Go through the records below and set each one down exactly, leaving out any pictures.
─── Data for this task ───
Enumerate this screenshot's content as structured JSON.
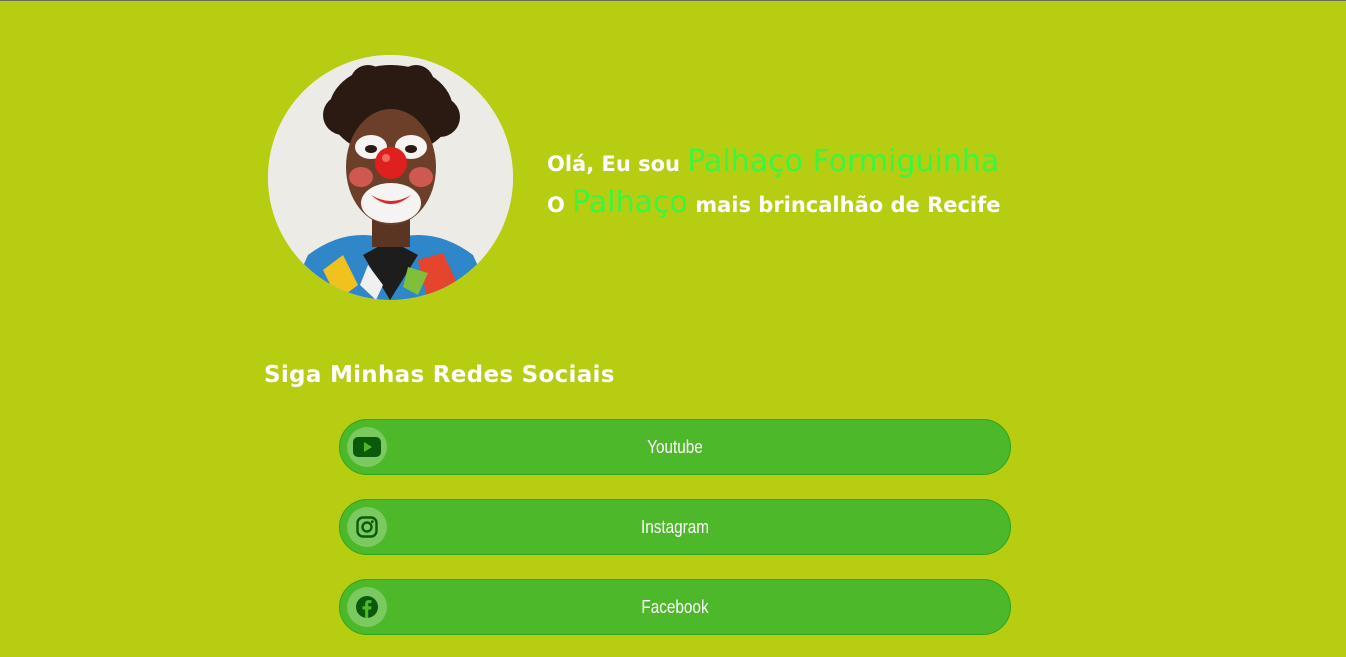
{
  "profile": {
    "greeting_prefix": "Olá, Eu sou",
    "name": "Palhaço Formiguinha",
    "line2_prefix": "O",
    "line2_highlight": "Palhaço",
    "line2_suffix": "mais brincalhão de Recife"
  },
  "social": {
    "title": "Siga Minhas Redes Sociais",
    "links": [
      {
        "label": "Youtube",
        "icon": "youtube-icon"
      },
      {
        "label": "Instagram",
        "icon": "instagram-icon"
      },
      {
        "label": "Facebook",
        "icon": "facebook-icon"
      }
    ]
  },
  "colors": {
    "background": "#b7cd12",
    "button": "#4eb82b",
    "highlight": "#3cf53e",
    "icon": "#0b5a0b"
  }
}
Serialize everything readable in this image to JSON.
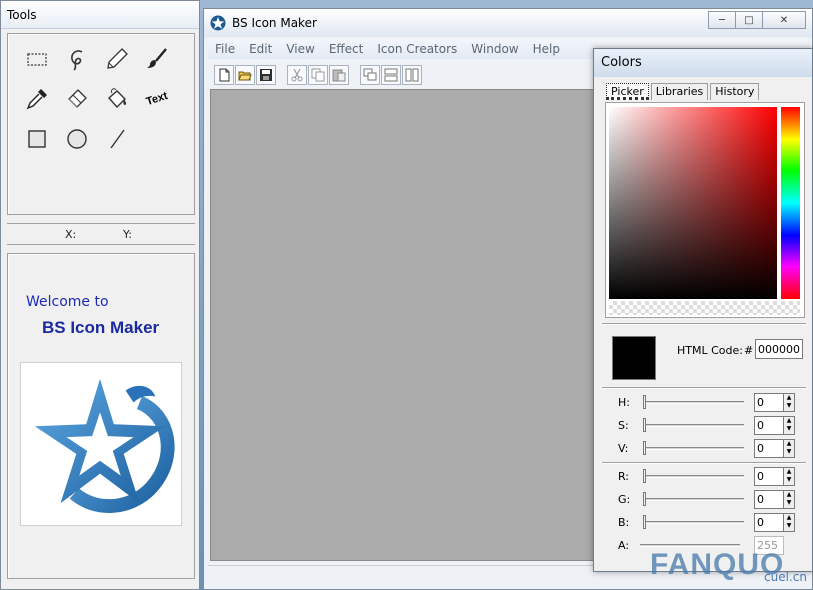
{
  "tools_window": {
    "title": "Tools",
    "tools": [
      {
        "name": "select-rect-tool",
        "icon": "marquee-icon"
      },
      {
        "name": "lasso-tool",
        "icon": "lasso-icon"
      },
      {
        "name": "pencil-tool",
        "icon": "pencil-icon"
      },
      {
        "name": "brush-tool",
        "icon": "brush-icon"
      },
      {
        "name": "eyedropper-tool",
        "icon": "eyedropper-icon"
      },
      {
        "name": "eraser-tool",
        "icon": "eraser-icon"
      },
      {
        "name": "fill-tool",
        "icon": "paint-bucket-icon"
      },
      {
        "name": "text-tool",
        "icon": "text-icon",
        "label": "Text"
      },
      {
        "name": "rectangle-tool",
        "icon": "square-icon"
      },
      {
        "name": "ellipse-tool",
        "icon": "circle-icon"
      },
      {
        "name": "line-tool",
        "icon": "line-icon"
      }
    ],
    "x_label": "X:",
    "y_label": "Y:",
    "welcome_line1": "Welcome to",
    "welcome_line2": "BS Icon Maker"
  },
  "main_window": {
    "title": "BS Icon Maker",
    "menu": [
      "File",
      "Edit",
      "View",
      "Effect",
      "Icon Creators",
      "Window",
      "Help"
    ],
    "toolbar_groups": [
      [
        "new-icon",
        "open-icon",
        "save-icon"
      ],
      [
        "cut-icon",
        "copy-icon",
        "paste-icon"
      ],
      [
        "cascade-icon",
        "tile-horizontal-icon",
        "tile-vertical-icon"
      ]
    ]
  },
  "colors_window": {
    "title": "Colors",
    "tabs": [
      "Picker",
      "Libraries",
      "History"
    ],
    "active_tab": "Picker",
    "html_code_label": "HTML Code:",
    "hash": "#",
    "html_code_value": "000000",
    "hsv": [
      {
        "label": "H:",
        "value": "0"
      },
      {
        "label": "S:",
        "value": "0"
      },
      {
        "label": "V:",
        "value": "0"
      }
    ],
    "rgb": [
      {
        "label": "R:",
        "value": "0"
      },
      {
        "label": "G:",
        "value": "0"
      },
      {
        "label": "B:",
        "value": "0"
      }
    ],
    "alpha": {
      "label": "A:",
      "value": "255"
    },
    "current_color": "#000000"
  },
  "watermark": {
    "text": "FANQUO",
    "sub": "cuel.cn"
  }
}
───
* Answer to this task
Enumerate this screenshot's content as structured JSON.
{
  "profile": {
    "greeting_prefix": "Olá, Eu sou",
    "name": "Palhaço Formiguinha",
    "line2_prefix": "O",
    "line2_highlight": "Palhaço",
    "line2_suffix": "mais brincalhão de Recife"
  },
  "social": {
    "title": "Siga Minhas Redes Sociais",
    "links": [
      {
        "label": "Youtube",
        "icon": "youtube-icon"
      },
      {
        "label": "Instagram",
        "icon": "instagram-icon"
      },
      {
        "label": "Facebook",
        "icon": "facebook-icon"
      }
    ]
  },
  "colors": {
    "background": "#b7cd12",
    "button": "#4eb82b",
    "highlight": "#3cf53e",
    "icon": "#0b5a0b"
  }
}
Serialize everything readable in this image to JSON.
{
  "tools_window": {
    "title": "Tools",
    "tools": [
      {
        "name": "select-rect-tool",
        "icon": "marquee-icon"
      },
      {
        "name": "lasso-tool",
        "icon": "lasso-icon"
      },
      {
        "name": "pencil-tool",
        "icon": "pencil-icon"
      },
      {
        "name": "brush-tool",
        "icon": "brush-icon"
      },
      {
        "name": "eyedropper-tool",
        "icon": "eyedropper-icon"
      },
      {
        "name": "eraser-tool",
        "icon": "eraser-icon"
      },
      {
        "name": "fill-tool",
        "icon": "paint-bucket-icon"
      },
      {
        "name": "text-tool",
        "icon": "text-icon",
        "label": "Text"
      },
      {
        "name": "rectangle-tool",
        "icon": "square-icon"
      },
      {
        "name": "ellipse-tool",
        "icon": "circle-icon"
      },
      {
        "name": "line-tool",
        "icon": "line-icon"
      }
    ],
    "x_label": "X:",
    "y_label": "Y:",
    "welcome_line1": "Welcome to",
    "welcome_line2": "BS Icon Maker"
  },
  "main_window": {
    "title": "BS Icon Maker",
    "menu": [
      "File",
      "Edit",
      "View",
      "Effect",
      "Icon Creators",
      "Window",
      "Help"
    ],
    "toolbar_groups": [
      [
        "new-icon",
        "open-icon",
        "save-icon"
      ],
      [
        "cut-icon",
        "copy-icon",
        "paste-icon"
      ],
      [
        "cascade-icon",
        "tile-horizontal-icon",
        "tile-vertical-icon"
      ]
    ]
  },
  "colors_window": {
    "title": "Colors",
    "tabs": [
      "Picker",
      "Libraries",
      "History"
    ],
    "active_tab": "Picker",
    "html_code_label": "HTML Code:",
    "hash": "#",
    "html_code_value": "000000",
    "hsv": [
      {
        "label": "H:",
        "value": "0"
      },
      {
        "label": "S:",
        "value": "0"
      },
      {
        "label": "V:",
        "value": "0"
      }
    ],
    "rgb": [
      {
        "label": "R:",
        "value": "0"
      },
      {
        "label": "G:",
        "value": "0"
      },
      {
        "label": "B:",
        "value": "0"
      }
    ],
    "alpha": {
      "label": "A:",
      "value": "255"
    },
    "current_color": "#000000"
  },
  "watermark": {
    "text": "FANQUO",
    "sub": "cuel.cn"
  }
}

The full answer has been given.